Do doctors lie to patients? Yes, but before you start judging, you need to know that oftentimes, the lies are part of routine medical practice and sometimes they are told for personal benefits.
#Lie 1: You need all these tests for a diagnosis
Truth is, at least half of all diagnostic tests ordered by your doctor are medically unnecessary. Even when a test will make no significant difference to a diagnosis, a doctor may request the test simply because it is part of routine investigations. An example is the Erythrocyte Sedimentation Rate (ESR) test in diagnosing malaria.
#Lie 2: You need this surgery
Truth is, if it is not an emergency procedure, always get a second and even third opinion before you go under the knife. About 10 years ago, my doctor told me to have an appendectomy when I complained of pain in my right lower abdomen. I declined and years later, it turned out, I had peptic ulcer and not appendicitis. I would have gone through unnecessary pain and exposure to complications associated with surgery.
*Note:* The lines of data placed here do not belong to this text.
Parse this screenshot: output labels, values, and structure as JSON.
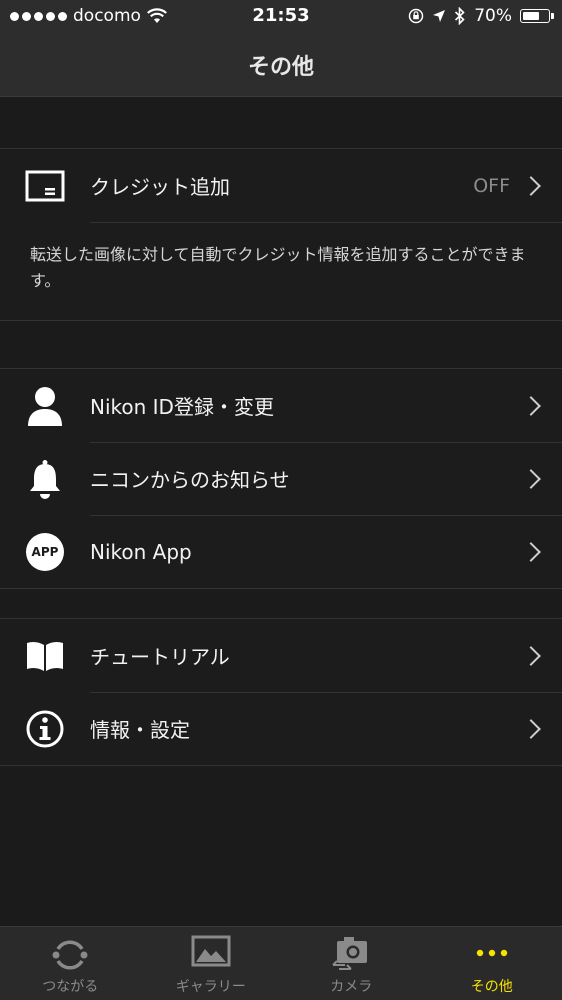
{
  "status_bar": {
    "carrier": "docomo",
    "time": "21:53",
    "battery": "70%",
    "battery_level": 0.7
  },
  "nav": {
    "title": "その他"
  },
  "credit": {
    "label": "クレジット追加",
    "value": "OFF",
    "description": "転送した画像に対して自動でクレジット情報を追加することができます。"
  },
  "menu1": [
    {
      "label": "Nikon ID登録・変更",
      "icon": "person-icon"
    },
    {
      "label": "ニコンからのお知らせ",
      "icon": "bell-icon"
    },
    {
      "label": "Nikon App",
      "icon": "app-icon",
      "badge": "APP"
    }
  ],
  "menu2": [
    {
      "label": "チュートリアル",
      "icon": "book-icon"
    },
    {
      "label": "情報・設定",
      "icon": "info-icon"
    }
  ],
  "tabs": [
    {
      "label": "つながる",
      "icon": "connect-icon"
    },
    {
      "label": "ギャラリー",
      "icon": "gallery-icon"
    },
    {
      "label": "カメラ",
      "icon": "camera-icon"
    },
    {
      "label": "その他",
      "icon": "more-icon",
      "active": true
    }
  ],
  "colors": {
    "accent": "#f5e300",
    "background": "#1b1b1b"
  }
}
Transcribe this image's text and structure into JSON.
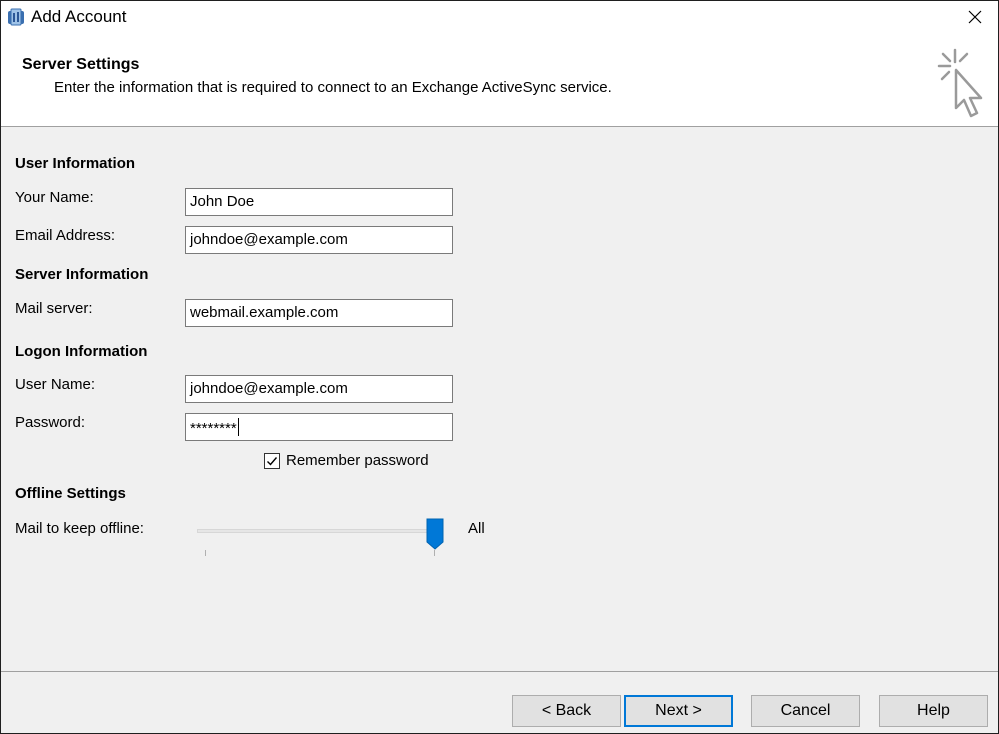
{
  "window": {
    "title": "Add Account"
  },
  "header": {
    "title": "Server Settings",
    "subtitle": "Enter the information that is required to connect to an Exchange ActiveSync service."
  },
  "user_info": {
    "heading": "User Information",
    "name_label": "Your Name:",
    "name_value": "John Doe",
    "email_label": "Email Address:",
    "email_value": "johndoe@example.com"
  },
  "server_info": {
    "heading": "Server Information",
    "mail_server_label": "Mail server:",
    "mail_server_value": "webmail.example.com"
  },
  "logon_info": {
    "heading": "Logon Information",
    "username_label": "User Name:",
    "username_value": "johndoe@example.com",
    "password_label": "Password:",
    "password_value": "********",
    "remember_label": "Remember password",
    "remember_checked": true
  },
  "offline": {
    "heading": "Offline Settings",
    "mail_offline_label": "Mail to keep offline:",
    "slider_value_label": "All",
    "slider_level": 1.0
  },
  "buttons": {
    "back": "< Back",
    "next": "Next >",
    "cancel": "Cancel",
    "help": "Help"
  },
  "icons": {
    "app": "outlook-icon",
    "close": "close-icon",
    "header": "cursor-click-icon",
    "check": "checkmark-icon"
  },
  "colors": {
    "accent": "#0078d7",
    "background": "#f0f0f0"
  }
}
Recently, a young woman sued a doctor for wrongfully removing her normal ovary.
#Lie 3: I'm a better doctor because I have many years of practice
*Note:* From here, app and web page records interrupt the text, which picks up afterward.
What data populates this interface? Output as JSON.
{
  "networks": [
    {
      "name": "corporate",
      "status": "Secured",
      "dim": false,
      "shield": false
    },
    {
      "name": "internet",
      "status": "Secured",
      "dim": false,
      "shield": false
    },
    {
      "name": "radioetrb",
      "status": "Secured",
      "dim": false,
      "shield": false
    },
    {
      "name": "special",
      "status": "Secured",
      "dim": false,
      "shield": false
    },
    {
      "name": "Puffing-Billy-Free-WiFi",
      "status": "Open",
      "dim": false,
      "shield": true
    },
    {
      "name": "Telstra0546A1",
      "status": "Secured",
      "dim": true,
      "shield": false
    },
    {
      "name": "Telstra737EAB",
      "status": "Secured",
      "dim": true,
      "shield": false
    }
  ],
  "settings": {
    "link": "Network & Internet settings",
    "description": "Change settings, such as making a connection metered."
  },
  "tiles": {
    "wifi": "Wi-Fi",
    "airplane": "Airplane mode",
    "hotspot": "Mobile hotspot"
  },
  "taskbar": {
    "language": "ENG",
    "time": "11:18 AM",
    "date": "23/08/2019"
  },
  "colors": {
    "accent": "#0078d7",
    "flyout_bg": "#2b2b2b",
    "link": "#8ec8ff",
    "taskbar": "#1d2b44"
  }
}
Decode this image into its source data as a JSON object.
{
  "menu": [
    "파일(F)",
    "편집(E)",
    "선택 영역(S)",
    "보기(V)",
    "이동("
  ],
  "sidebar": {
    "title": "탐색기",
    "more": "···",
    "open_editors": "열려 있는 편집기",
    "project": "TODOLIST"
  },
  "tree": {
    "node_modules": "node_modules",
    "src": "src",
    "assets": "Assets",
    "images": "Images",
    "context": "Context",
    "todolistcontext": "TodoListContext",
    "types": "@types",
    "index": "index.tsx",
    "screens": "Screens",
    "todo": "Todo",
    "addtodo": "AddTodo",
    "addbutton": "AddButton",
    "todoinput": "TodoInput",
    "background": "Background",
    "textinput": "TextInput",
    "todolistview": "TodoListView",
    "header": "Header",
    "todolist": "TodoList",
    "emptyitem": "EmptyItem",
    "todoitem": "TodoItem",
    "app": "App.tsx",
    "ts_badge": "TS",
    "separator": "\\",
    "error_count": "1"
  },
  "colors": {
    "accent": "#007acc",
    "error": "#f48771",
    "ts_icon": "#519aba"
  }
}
The number of years a doctor spends in medical practice is essential to building experience and confidence with managing different disease conditions. However, doctors who have been out of medical school for many years are half as likely to stay up-to-date on new medical findings in their fields than doctors who recently graduated from medical school. So with experience, the doctor may be using outdated information in treating you.
#Lie 4: Alternative medicine does not work
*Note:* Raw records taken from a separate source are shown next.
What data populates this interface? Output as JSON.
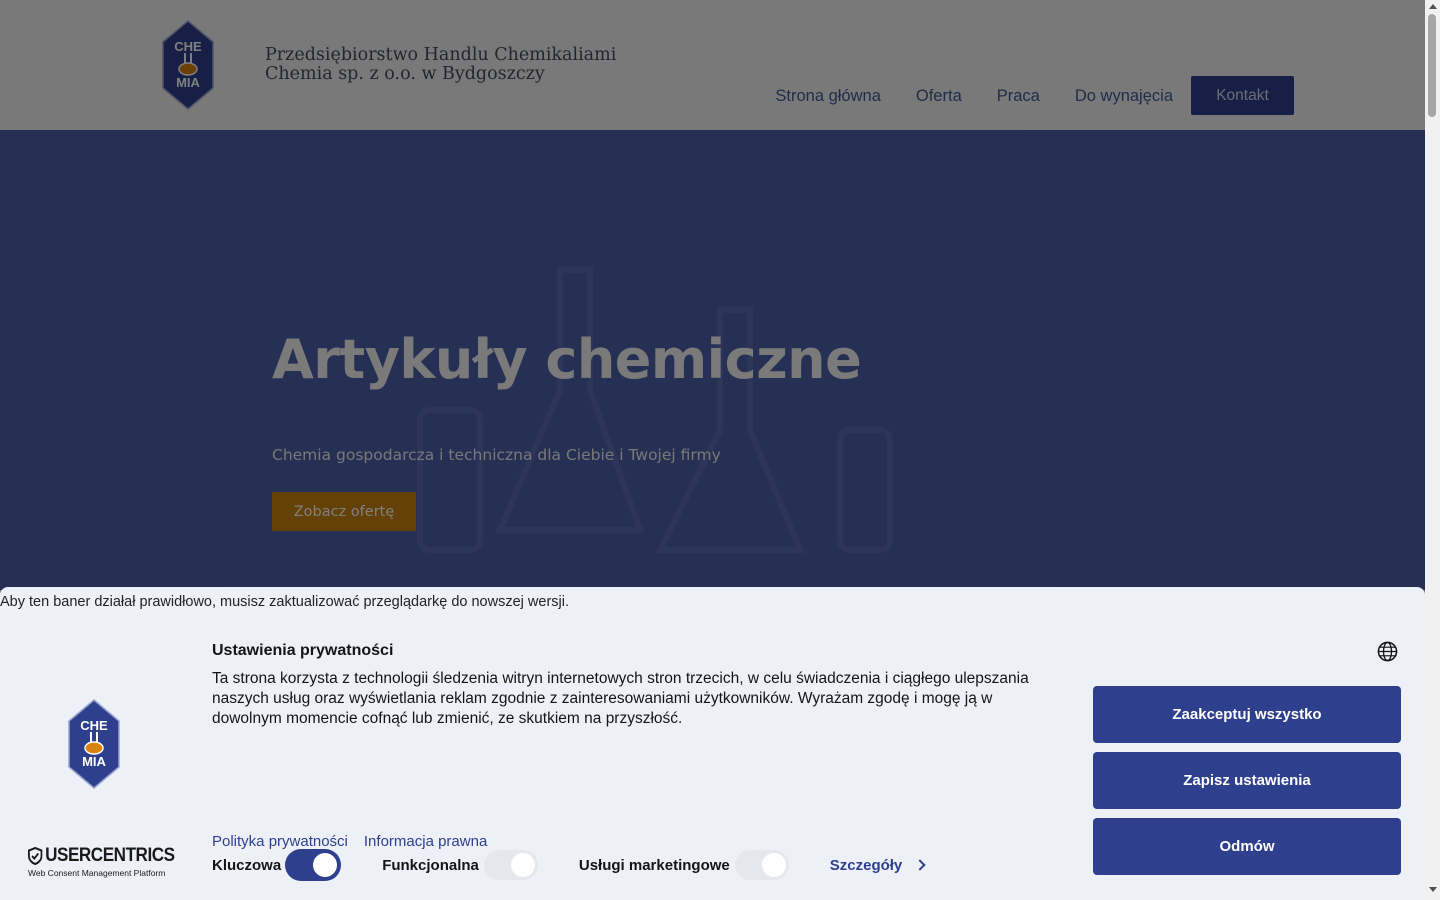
{
  "header": {
    "company_line1": "Przedsiębiorstwo Handlu Chemikaliami",
    "company_line2": "Chemia sp. z o.o. w Bydgoszczy",
    "logo_text_top": "CHE",
    "logo_text_bottom": "MIA",
    "nav": {
      "home": "Strona główna",
      "offer": "Oferta",
      "jobs": "Praca",
      "rent": "Do wynajęcia",
      "contact": "Kontakt"
    }
  },
  "hero": {
    "title": "Artykuły chemiczne",
    "subtitle": "Chemia gospodarcza i techniczna dla Ciebie i Twojej firmy",
    "cta": "Zobacz ofertę"
  },
  "consent": {
    "browser_notice": "Aby ten baner działał prawidłowo, musisz zaktualizować przeglądarkę do nowszej wersji.",
    "title": "Ustawienia prywatności",
    "text": "Ta strona korzysta z technologii śledzenia witryn internetowych stron trzecich, w celu świadczenia i ciągłego ulepszania naszych usług oraz wyświetlania reklam zgodnie z zainteresowaniami użytkowników. Wyrażam zgodę i mogę ją w dowolnym momencie cofnąć lub zmienić, ze skutkiem na przyszłość.",
    "buttons": {
      "accept_all": "Zaakceptuj wszystko",
      "save": "Zapisz ustawienia",
      "deny": "Odmów"
    },
    "links": {
      "privacy": "Polityka prywatności",
      "legal": "Informacja prawna"
    },
    "toggles": {
      "essential": {
        "label": "Kluczowa",
        "on": true
      },
      "functional": {
        "label": "Funkcjonalna",
        "on": false
      },
      "marketing": {
        "label": "Usługi marketingowe",
        "on": false
      }
    },
    "details": "Szczegóły",
    "brand": "USERCENTRICS",
    "brand_sub": "Web Consent Management Platform"
  },
  "colors": {
    "brand_blue": "#2e3f8d",
    "hero_bg": "#4a5ca7",
    "cta_orange": "#c8840f",
    "banner_bg": "#edf1f7"
  }
}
I'm sticking out my neck for this one because it's a gray area and I practise conventional medicine but the truth is, herbal remedies work for some illnesses, some not all. For example, the skin of an unripe pawpaw can be used with other ingredients to successfully treat jaundice in a newborn and I have seen it work.
#Lie 5: Doctors are experts in diet
Well, this is a general misconception and not part of what doctors say. If you want expert advice/help with your diet, you should see a dietitian. Most doctors did not study nutrition/diet in school, so any dietary information you get from a doctor may be good but certainly won't be the best.
In conclusion, you may hear other lies, so pay attention and ask questions during your clinic visits, read up on your condition and always seek a second opinion if you are in doubt.
Stay healthy and beautiful, xoxo.